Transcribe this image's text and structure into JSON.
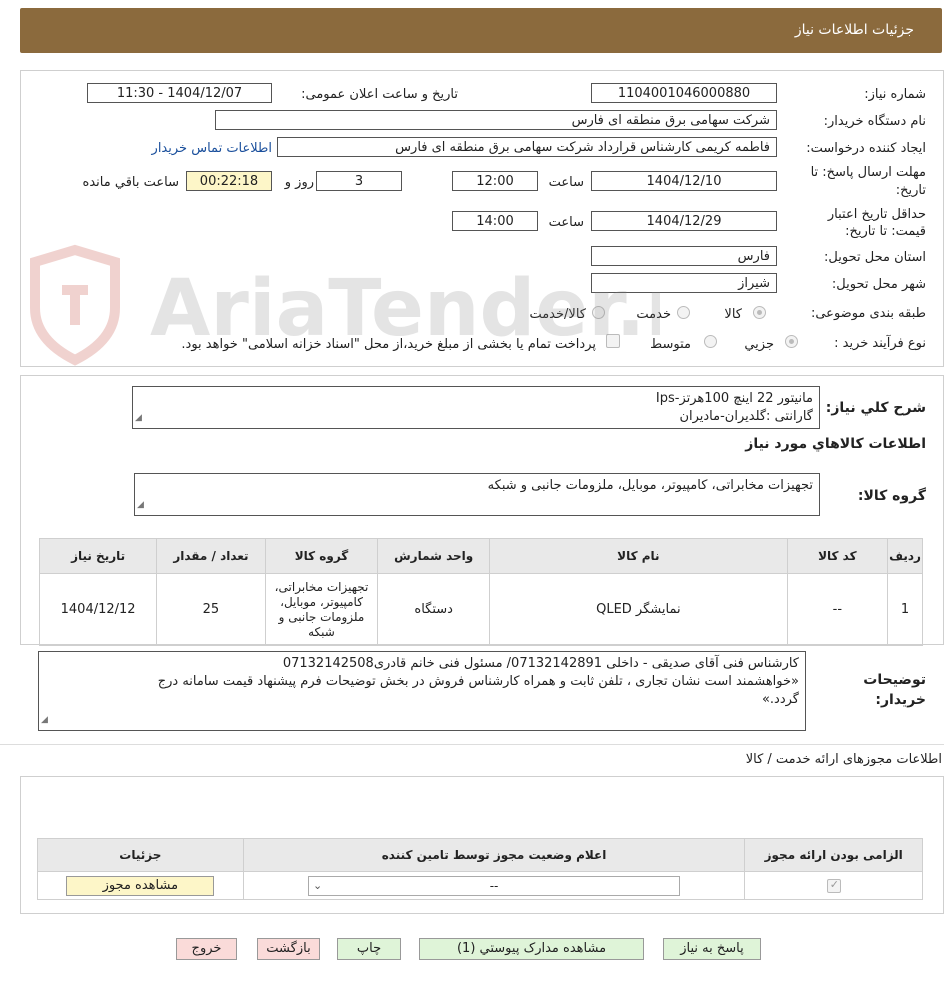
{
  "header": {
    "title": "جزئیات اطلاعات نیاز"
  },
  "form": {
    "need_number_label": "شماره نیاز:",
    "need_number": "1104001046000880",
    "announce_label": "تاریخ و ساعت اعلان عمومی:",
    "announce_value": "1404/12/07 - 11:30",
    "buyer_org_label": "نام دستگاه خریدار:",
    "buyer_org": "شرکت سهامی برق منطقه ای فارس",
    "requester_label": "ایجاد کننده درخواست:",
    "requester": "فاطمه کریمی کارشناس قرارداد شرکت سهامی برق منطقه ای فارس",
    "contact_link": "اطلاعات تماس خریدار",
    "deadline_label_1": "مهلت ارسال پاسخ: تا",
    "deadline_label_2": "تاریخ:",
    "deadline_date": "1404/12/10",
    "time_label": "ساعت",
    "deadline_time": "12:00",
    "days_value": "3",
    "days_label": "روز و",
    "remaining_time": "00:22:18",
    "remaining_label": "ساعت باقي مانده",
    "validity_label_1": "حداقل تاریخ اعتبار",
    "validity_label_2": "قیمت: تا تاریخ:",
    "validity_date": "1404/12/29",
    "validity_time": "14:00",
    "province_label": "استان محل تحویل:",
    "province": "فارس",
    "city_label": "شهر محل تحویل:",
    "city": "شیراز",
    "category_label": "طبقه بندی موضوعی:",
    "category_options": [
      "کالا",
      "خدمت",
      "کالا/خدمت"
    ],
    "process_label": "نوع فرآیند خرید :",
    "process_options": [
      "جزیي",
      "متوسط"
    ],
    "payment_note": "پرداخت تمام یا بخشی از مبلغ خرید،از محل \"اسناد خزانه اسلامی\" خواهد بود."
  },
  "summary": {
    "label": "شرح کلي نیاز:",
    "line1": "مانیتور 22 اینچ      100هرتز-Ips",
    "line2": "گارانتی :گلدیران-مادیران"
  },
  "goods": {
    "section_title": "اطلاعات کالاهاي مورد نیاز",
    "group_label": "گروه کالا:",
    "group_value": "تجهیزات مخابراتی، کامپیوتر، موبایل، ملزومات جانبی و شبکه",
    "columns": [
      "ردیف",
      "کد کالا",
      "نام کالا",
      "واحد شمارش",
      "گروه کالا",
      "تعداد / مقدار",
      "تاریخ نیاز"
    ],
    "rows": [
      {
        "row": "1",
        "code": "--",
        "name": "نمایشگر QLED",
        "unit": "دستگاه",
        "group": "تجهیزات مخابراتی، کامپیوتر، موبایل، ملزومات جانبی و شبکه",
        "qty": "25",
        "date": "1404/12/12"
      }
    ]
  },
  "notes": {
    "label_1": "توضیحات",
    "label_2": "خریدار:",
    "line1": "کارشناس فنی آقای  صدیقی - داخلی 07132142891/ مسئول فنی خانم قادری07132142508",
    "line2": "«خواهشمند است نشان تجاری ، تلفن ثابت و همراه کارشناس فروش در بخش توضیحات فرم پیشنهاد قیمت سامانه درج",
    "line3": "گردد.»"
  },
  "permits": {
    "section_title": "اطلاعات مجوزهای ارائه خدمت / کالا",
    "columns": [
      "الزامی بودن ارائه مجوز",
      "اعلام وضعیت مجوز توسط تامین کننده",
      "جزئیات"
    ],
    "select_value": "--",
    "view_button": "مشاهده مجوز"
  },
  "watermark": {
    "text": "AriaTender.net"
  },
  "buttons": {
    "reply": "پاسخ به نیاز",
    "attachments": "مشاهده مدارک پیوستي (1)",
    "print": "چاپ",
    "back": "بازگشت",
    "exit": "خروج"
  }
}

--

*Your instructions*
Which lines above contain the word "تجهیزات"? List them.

*Answer for the task*
    "group_value": "تجهیزات مخابراتی، کامپیوتر، موبایل، ملزومات جانبی و شبکه",
        "group": "تجهیزات مخابراتی، کامپیوتر، موبایل، ملزومات جانبی و شبکه",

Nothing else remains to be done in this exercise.